“Hockey’s Puppy Mill” – Walrus Magazine, December 2015. A teenager takes the Canadian Hockey League to court for exploitative labour practices. He finds out what happens when you go up against a country’s national mythology.
“The Crowdfunded Liver” – Toronto Life, December 2015. “When the billionaire sports magnate Eugene Melnyk was diagnosed with liver failure, he crowdsourced a new organ and kick-started an alarming trend.” Rebpublished in the Guardian Longform and Reader’s Digest.
“For Kids, By Kids – But Not For Long“ – Hazlitt Magazine, December 2014. A fun dive into the world of YouTube. What happens when teenage YouTubers grow up? (National Magazine Award winner)

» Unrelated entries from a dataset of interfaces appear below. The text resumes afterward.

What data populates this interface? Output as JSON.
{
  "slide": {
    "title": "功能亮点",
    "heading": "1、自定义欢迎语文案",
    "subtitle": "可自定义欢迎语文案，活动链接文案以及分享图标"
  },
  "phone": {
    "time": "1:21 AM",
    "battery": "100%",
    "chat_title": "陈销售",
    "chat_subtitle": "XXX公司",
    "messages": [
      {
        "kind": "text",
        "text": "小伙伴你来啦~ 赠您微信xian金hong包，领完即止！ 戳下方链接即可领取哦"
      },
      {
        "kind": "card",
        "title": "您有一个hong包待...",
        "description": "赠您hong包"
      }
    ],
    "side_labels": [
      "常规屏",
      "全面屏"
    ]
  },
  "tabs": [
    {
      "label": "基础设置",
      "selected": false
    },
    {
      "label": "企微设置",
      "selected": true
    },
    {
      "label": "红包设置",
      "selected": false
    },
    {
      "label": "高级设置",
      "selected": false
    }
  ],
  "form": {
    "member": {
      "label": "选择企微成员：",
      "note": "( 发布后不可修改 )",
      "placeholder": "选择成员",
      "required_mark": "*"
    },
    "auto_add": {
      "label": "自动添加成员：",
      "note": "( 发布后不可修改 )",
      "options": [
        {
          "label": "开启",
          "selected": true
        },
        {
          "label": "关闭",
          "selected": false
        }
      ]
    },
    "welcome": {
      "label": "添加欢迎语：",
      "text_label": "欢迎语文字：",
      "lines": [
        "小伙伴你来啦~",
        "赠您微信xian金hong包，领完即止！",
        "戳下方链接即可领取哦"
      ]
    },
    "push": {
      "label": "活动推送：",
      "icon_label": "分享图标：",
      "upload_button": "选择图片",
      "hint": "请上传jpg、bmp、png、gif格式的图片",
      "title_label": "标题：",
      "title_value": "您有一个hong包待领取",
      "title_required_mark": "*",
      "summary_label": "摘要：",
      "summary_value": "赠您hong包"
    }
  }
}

“The Sex Ed Revolution” – Toronto Life, September 2015. A feature on a new and surprising political coalition fighting against sex education in Ontario.
“The Family That Won’t Leave” – Toronto Life, September 2014. A Roma family fled Hungary, seeking asylum in Toronto. They spent the next three years in sanctuary, battling a crooked immigration lawyer and living in a church. (NMA nominee)
“What if the Royal Baby is Chinese?” – a Hazlitt humour piece.
“Grow Industry: Marijuana prohibition is destined to end. Who will become the Seagrams of weed?” – The Walrus (cover story), April 2013. Going out west to find grey-market entrepreneurs all desperately trying to get rich or, at the very least, stay out of jail.
“A Life Interrupted: Hassan Rasouli’s journey from an earache to a high-stakes battle over end-of-life decisions” – Toronto Life, November 2012. A father goes into a hospital for a seemingly straight-forward operation. When he falls into a coma, he becomes the subject of a Supreme Court case that decides who gets to pull the plug.
“Pattern Recognition: Unpacking the Teachings of Will Smith” – trying to understand the Smiths, for Hazlitt
“Hell House: Inside the Don Jail” – Toronto Life, December 2010 (National Magazine Award silver medal)
“What the Elephants Know” – Toronto Life, July 2010. Tracing the history of a zoo through a few of its elephants. (Best Canadian Essays, 2010)